## PROBLEM DESCRIPTION
Pull each line holding the word "picked" from the data.

## DATA SUPPLIED
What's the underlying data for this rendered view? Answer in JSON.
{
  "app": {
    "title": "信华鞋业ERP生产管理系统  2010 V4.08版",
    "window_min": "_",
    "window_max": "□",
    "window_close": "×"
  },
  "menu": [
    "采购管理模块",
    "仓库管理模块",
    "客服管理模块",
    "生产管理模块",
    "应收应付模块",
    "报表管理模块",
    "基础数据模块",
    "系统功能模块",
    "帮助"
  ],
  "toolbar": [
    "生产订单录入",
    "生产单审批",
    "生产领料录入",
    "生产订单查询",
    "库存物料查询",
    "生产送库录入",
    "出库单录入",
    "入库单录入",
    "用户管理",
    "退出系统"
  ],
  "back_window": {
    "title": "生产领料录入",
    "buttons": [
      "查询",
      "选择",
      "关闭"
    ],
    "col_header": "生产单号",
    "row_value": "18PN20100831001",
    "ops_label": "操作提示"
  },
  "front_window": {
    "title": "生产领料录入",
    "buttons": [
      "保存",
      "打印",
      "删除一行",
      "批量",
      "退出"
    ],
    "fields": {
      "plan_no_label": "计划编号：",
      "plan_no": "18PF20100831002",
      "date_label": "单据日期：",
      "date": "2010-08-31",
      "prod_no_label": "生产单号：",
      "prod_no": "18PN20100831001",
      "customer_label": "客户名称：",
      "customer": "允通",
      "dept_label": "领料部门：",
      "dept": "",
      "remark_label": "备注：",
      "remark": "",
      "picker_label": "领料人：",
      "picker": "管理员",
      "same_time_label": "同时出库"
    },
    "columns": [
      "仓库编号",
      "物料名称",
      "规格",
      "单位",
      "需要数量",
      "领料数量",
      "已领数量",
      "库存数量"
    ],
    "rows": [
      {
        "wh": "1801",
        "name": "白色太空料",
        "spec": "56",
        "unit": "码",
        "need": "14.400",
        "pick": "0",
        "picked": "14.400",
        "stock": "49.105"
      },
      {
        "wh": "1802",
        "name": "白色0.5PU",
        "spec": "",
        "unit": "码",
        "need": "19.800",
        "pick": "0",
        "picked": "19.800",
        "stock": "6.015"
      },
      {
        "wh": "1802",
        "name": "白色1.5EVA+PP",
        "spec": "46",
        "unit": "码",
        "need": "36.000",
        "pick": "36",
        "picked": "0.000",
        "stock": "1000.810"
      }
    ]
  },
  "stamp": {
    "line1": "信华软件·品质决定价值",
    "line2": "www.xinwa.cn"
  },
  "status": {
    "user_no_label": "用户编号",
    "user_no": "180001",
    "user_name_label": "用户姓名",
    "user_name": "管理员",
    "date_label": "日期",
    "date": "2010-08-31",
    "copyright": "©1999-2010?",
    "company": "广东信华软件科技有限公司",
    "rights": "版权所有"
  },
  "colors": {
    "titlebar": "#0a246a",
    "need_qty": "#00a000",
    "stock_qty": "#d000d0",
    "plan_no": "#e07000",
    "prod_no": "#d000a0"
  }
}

## SOLUTION FOR THIS TASK
        "picked": "14.400",
        "picked": "19.800",
        "picked": "0.000",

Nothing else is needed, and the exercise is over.